> [The problem] Within the listing below, count the lines that include "true" and give the count alone.

> [Data shown]
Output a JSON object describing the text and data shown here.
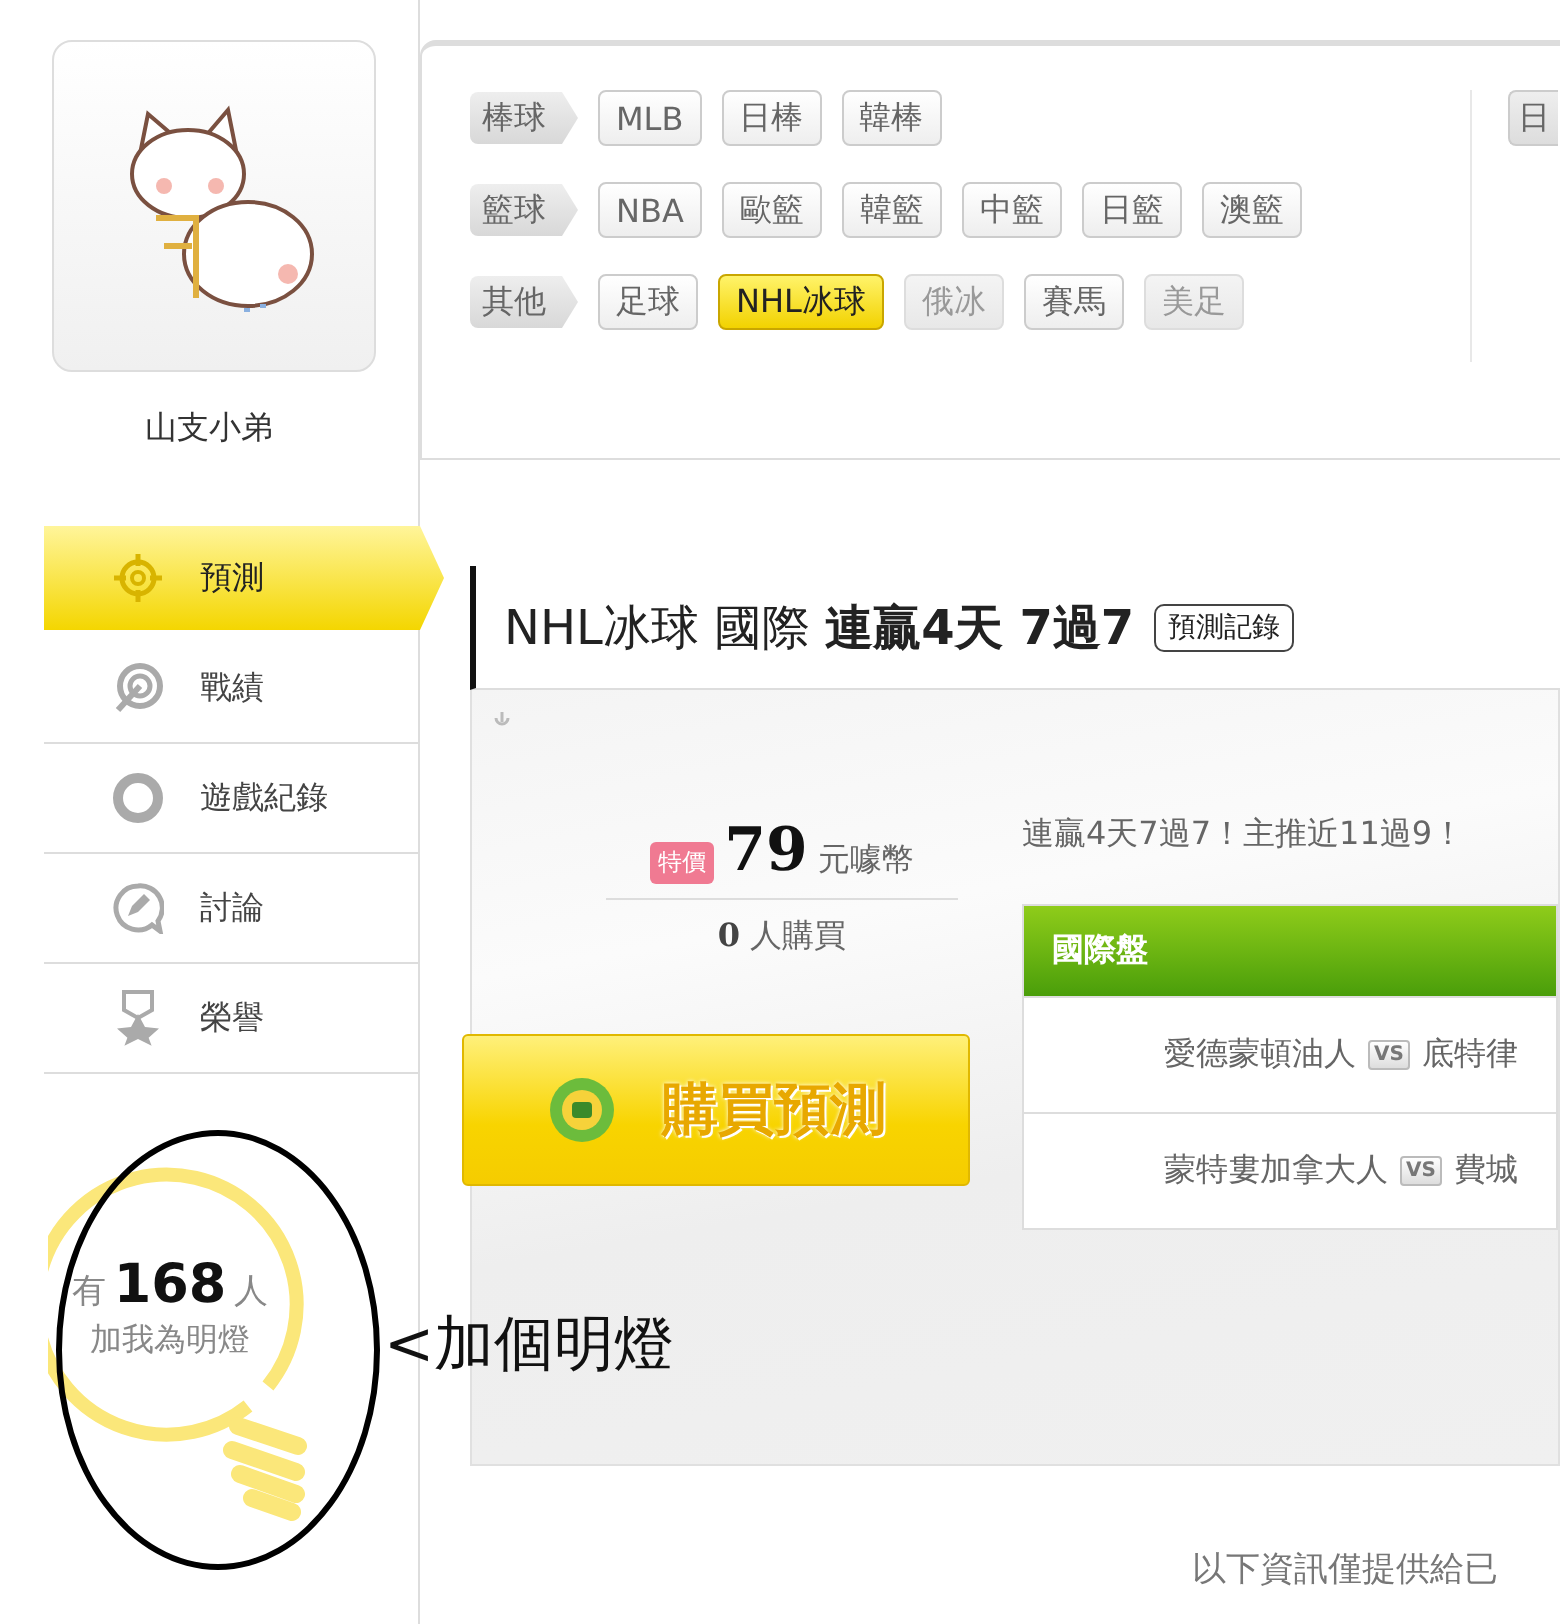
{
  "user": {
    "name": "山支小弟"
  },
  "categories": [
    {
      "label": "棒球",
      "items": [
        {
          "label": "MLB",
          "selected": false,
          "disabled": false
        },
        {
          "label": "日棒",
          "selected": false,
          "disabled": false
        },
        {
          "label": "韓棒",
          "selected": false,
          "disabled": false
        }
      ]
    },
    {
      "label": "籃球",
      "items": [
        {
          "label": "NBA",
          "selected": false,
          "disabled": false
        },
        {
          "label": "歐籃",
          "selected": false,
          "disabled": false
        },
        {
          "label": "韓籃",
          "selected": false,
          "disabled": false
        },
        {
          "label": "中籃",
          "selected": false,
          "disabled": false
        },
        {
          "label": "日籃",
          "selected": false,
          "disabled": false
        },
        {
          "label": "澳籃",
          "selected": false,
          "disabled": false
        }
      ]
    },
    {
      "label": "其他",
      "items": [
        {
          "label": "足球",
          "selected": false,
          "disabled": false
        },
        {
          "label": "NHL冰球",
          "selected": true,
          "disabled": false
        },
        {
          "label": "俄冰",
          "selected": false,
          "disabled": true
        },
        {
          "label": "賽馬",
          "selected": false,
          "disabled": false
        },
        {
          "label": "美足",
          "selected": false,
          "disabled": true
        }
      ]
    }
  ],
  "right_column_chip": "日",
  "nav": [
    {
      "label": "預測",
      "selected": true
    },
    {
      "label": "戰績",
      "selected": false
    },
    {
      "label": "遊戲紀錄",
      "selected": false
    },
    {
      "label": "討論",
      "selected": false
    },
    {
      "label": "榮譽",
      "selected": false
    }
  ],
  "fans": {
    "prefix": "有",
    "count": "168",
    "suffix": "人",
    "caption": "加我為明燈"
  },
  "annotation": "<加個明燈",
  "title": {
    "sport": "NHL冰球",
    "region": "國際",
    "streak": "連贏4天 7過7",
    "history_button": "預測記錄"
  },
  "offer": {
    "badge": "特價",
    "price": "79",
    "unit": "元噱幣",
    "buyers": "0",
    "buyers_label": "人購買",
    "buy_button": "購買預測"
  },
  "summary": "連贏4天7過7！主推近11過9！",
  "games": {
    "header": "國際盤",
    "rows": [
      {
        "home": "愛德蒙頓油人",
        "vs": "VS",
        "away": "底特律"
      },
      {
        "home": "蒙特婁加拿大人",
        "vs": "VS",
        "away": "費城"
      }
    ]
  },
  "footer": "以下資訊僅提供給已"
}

> [Solution for this task] 4